=== Extracted material ===
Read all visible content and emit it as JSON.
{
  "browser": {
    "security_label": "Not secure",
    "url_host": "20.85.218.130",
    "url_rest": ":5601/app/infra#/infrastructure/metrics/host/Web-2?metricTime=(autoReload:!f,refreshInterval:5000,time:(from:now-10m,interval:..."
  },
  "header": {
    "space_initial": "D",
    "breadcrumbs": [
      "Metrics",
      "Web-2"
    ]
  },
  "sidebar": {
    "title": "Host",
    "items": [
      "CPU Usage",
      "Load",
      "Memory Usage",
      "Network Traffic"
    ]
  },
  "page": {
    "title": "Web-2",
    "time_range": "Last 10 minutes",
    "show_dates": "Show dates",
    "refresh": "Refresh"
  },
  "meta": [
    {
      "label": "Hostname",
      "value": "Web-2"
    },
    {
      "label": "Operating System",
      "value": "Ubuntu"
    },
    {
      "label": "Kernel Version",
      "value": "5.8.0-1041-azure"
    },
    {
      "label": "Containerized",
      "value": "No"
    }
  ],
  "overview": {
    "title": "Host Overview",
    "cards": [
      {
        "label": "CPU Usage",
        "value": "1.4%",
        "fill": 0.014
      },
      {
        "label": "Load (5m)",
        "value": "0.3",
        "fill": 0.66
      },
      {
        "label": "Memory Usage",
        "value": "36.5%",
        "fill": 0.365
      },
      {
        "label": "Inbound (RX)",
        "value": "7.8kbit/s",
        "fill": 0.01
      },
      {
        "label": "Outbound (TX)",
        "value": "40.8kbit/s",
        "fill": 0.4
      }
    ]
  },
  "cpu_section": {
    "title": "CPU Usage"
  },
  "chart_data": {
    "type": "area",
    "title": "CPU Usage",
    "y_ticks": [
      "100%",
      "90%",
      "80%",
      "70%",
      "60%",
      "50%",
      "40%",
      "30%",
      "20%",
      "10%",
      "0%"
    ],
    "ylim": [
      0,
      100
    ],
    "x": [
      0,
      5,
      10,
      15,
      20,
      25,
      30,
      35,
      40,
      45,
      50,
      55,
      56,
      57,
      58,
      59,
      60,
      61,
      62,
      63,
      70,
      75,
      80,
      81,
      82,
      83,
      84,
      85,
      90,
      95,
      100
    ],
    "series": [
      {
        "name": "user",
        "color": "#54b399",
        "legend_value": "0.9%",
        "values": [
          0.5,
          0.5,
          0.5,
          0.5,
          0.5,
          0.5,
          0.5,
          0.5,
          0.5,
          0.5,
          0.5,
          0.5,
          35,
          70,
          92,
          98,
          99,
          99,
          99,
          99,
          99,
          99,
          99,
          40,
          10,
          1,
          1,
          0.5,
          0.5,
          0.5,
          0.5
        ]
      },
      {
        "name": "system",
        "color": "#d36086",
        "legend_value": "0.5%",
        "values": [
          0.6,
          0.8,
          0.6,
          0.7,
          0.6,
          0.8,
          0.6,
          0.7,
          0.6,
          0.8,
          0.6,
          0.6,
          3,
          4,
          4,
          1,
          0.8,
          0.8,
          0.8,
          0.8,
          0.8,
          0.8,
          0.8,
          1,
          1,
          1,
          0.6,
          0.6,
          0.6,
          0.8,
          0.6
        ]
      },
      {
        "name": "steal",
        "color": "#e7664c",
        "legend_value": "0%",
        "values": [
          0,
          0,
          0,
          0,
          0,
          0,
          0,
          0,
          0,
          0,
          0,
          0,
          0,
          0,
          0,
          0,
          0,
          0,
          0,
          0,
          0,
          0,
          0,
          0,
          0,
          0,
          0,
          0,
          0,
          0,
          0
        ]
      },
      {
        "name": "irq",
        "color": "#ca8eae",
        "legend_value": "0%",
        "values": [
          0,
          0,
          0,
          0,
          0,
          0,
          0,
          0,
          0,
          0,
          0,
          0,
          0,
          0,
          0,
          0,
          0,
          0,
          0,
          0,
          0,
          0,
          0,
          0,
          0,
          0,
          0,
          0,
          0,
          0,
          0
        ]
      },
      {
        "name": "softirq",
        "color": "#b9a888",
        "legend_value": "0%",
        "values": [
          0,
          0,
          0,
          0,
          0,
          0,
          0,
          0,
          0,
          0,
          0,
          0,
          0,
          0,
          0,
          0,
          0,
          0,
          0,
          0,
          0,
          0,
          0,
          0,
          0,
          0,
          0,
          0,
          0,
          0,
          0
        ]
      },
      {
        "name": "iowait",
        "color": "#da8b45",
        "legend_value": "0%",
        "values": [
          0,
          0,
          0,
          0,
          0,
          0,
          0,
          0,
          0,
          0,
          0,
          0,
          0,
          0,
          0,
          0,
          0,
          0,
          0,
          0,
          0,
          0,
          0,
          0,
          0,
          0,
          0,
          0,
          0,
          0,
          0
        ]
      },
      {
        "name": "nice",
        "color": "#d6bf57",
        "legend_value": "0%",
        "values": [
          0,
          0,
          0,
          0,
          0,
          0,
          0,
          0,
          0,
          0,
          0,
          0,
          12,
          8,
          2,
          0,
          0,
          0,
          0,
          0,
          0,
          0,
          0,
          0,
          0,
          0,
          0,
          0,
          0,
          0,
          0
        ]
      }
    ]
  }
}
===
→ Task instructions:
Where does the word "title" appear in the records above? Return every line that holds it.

→ Task answer:
    "title": "Host",
    "title": "Web-2",
    "title": "Host Overview",
    "title": "CPU Usage"
    "title": "CPU Usage",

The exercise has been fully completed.